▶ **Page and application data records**
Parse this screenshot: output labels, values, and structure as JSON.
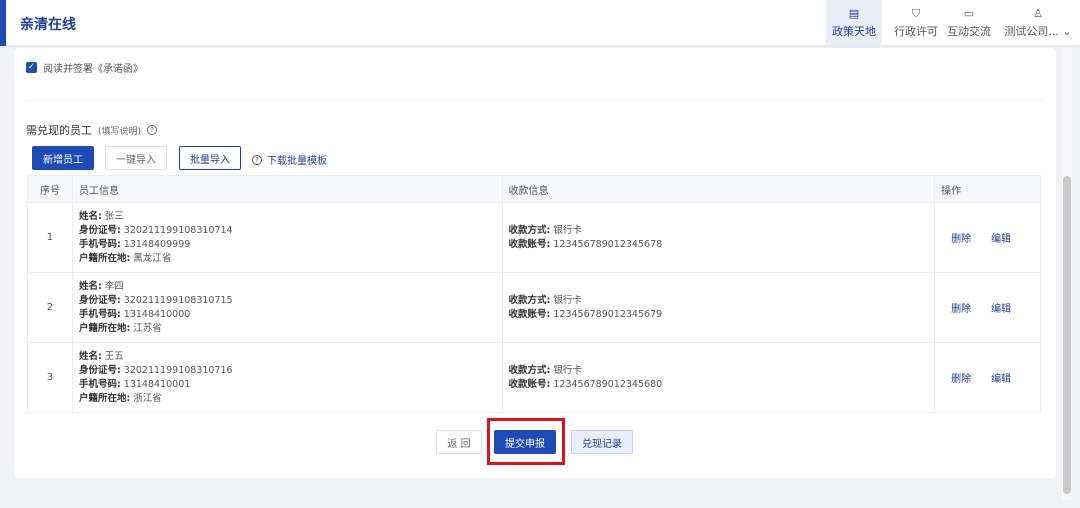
{
  "header": {
    "brand": "亲清在线",
    "nav": [
      {
        "label": "政策天地",
        "icon": "document-icon"
      },
      {
        "label": "行政许可",
        "icon": "shield-icon"
      },
      {
        "label": "互动交流",
        "icon": "chat-icon"
      },
      {
        "label": "测试公司...",
        "icon": "user-icon"
      }
    ]
  },
  "agreement": {
    "label": "阅读并签署《承诺函》"
  },
  "employees": {
    "title": "需兑现的员工",
    "note": "(填写说明)",
    "buttons": {
      "add": "新增员工",
      "one_click": "一键导入",
      "batch": "批量导入",
      "download": "下载批量模板"
    },
    "columns": {
      "index": "序号",
      "employee": "员工信息",
      "payment": "收款信息",
      "actions": "操作"
    },
    "labels": {
      "name": "姓名:",
      "id": "身份证号:",
      "phone": "手机号码:",
      "hukou": "户籍所在地:",
      "method": "收款方式:",
      "account": "收款账号:"
    },
    "ops": {
      "delete": "删除",
      "edit": "编辑"
    },
    "rows": [
      {
        "index": "1",
        "name": "张三",
        "id": "320211199108310714",
        "phone": "13148409999",
        "hukou": "黑龙江省",
        "method": "银行卡",
        "account": "123456789012345678"
      },
      {
        "index": "2",
        "name": "李四",
        "id": "320211199108310715",
        "phone": "13148410000",
        "hukou": "江苏省",
        "method": "银行卡",
        "account": "123456789012345679"
      },
      {
        "index": "3",
        "name": "王五",
        "id": "320211199108310716",
        "phone": "13148410001",
        "hukou": "浙江省",
        "method": "银行卡",
        "account": "123456789012345680"
      }
    ]
  },
  "footer": {
    "back": "返 回",
    "submit": "提交申报",
    "records": "兑现记录"
  },
  "colors": {
    "primary": "#1f4bb4",
    "highlight": "#d9141f"
  }
}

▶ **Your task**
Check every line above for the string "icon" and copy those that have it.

▶ **Solution to this task**
        "icon": "document-icon"
        "icon": "shield-icon"
        "icon": "chat-icon"
        "icon": "user-icon"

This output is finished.